AIM+ Facebook + Gmail= my axis of literary evil.
The problem is instant vs. delayed gratification. If I write a note to my friend, or a blog post that somebody reads and thinks is insightful or funny or they get to the end of it without dying, that’s instantly gratifying. If I spend months, and in some cases years, writing a novel that i know may never get published, or a story that lots of people will hate, well, it takes a lot more willpower, sustained over a much longer period of time.
And meanwhile, there’s the fucking A-bomb.
The problem with the A-bomb is that drawing the blinds or wearing sunglasses or getting one of those nifty screen glare-reducing shields …will be generally ineffective against the A-bomb.
Likewise, it is not really possible to turn off the internet anymore. Sure, you could unplug your wireless or close the browser or whatever, but it will still call to you as long as you are on the computer and can see the little firefox icon saying “click me. Please click me. You can just use Pandora. It will help you.” You could go totally analog and write on paper, but there are lots and lots of drawbacks to that idea, including that you have terrible handwriting, just admit it.

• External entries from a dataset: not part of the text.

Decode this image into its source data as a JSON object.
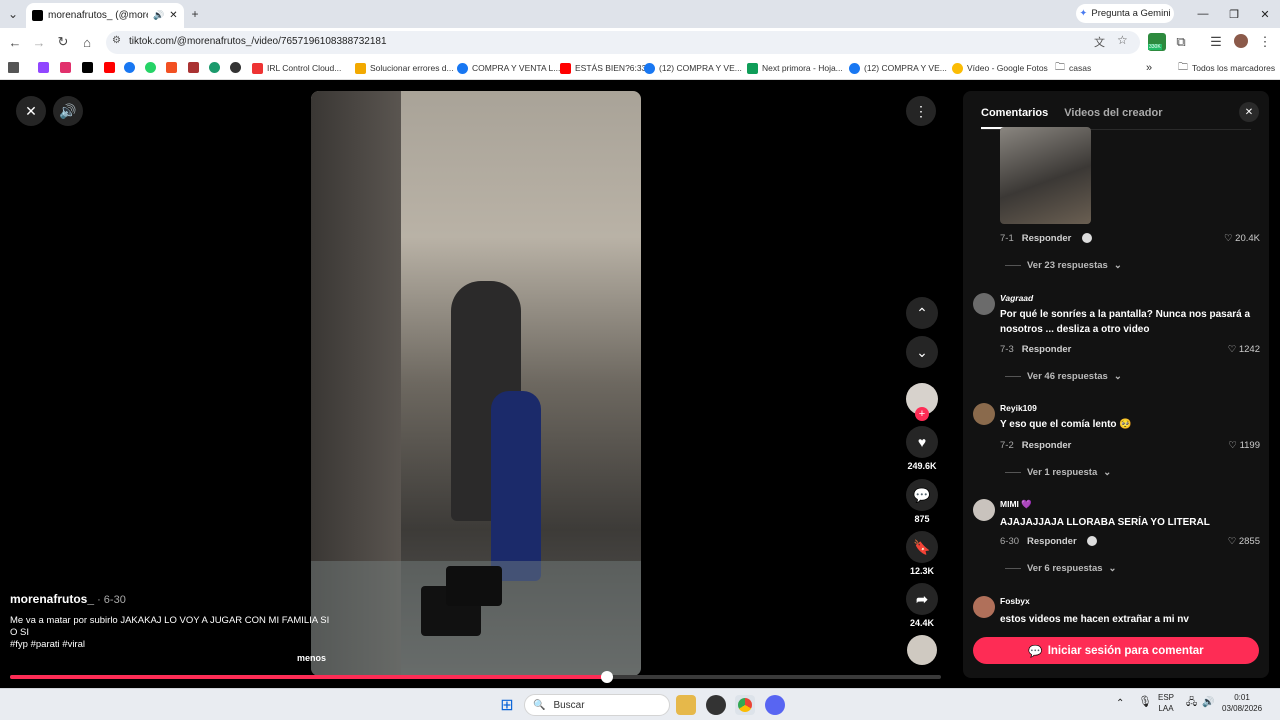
{
  "browser": {
    "tab_title": "morenafrutos_ (@morenafr",
    "new_tab": "+",
    "gemini_label": "Pregunta a Gemini",
    "url": "tiktok.com/@morenafrutos_/video/7657196108388732181",
    "bookmarks": [
      "IRL Control Cloud...",
      "Solucionar errores d...",
      "COMPRA Y VENTA L...",
      "ESTÁS BIEN?6:33",
      "(12) COMPRA Y VE...",
      "Next primora - Hoja...",
      "(12) COMPRA Y VE...",
      "Vídeo - Google Fotos",
      "casas"
    ],
    "all_bookmarks": "Todos los marcadores",
    "extension_badge": "330K"
  },
  "video": {
    "author": "morenafrutos_",
    "date": " · 6-30",
    "caption": "Me va a matar por subirlo JAKAKAJ LO VOY A JUGAR CON MI FAMILIA SI O SI",
    "hashtags": "#fyp #parati #viral",
    "less_label": "menos",
    "likes": "249.6K",
    "comments": "875",
    "saves": "12.3K",
    "shares": "24.4K",
    "progress": 0.641
  },
  "panel": {
    "tab_comments": "Comentarios",
    "tab_creator": "Videos del creador",
    "login_button": "Iniciar sesión para comentar",
    "comments": [
      {
        "user": "",
        "text": "",
        "date": "7-1",
        "reply": "Responder",
        "likes": "20.4K",
        "replies": "Ver 23 respuestas"
      },
      {
        "user": "Vagraad",
        "text": "Por qué le sonríes a la pantalla? Nunca nos pasará a nosotros ... desliza a otro video",
        "date": "7-3",
        "reply": "Responder",
        "likes": "1242",
        "replies": "Ver 46 respuestas"
      },
      {
        "user": "Reyik109",
        "text": "Y eso que el comía lento 🥺",
        "date": "7-2",
        "reply": "Responder",
        "likes": "1199",
        "replies": "Ver 1 respuesta"
      },
      {
        "user": "MIMI 💜",
        "text": "AJAJAJJAJA LLORABA SERÍA YO LITERAL",
        "date": "6-30",
        "reply": "Responder",
        "likes": "2855",
        "replies": "Ver 6 respuestas"
      },
      {
        "user": "Fosbyx",
        "text": "estos videos me hacen extrañar a mi nv",
        "date": "",
        "reply": "",
        "likes": "",
        "replies": ""
      }
    ]
  },
  "taskbar": {
    "search_placeholder": "Buscar",
    "lang": "ESP",
    "lang2": "LAA",
    "time": "0:01",
    "date": "03/08/2026"
  },
  "colors": {
    "accent": "#fe2c55",
    "panel_bg": "#121212"
  }
}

The solution, then, is like all great industrial solutions: a quota.
Stephen King writes 10,000 a day. That is Stephen King’s quota. if you have ever written, you know that Stephen King was invented by G-d to make us all feel bad about ourselves and hopeless as writers, utterly unproductive and doomed to fail.
There is no way I can write 10,000 words every damn day. There is just not enough Diet Redbull.
So I asked Gary Shteyngart, who said he writes 2 pages every day while he is composing a book. Rain or shine, 20 minutes or five hours, Gary Shteyngart writes 2 pages. It may have taken me the better part of the night with pauses for drunkenness and epic aim conversations, but I wrote my 2 damn pages.
That, my friends, is why the Russians dominate. Fucking quotas.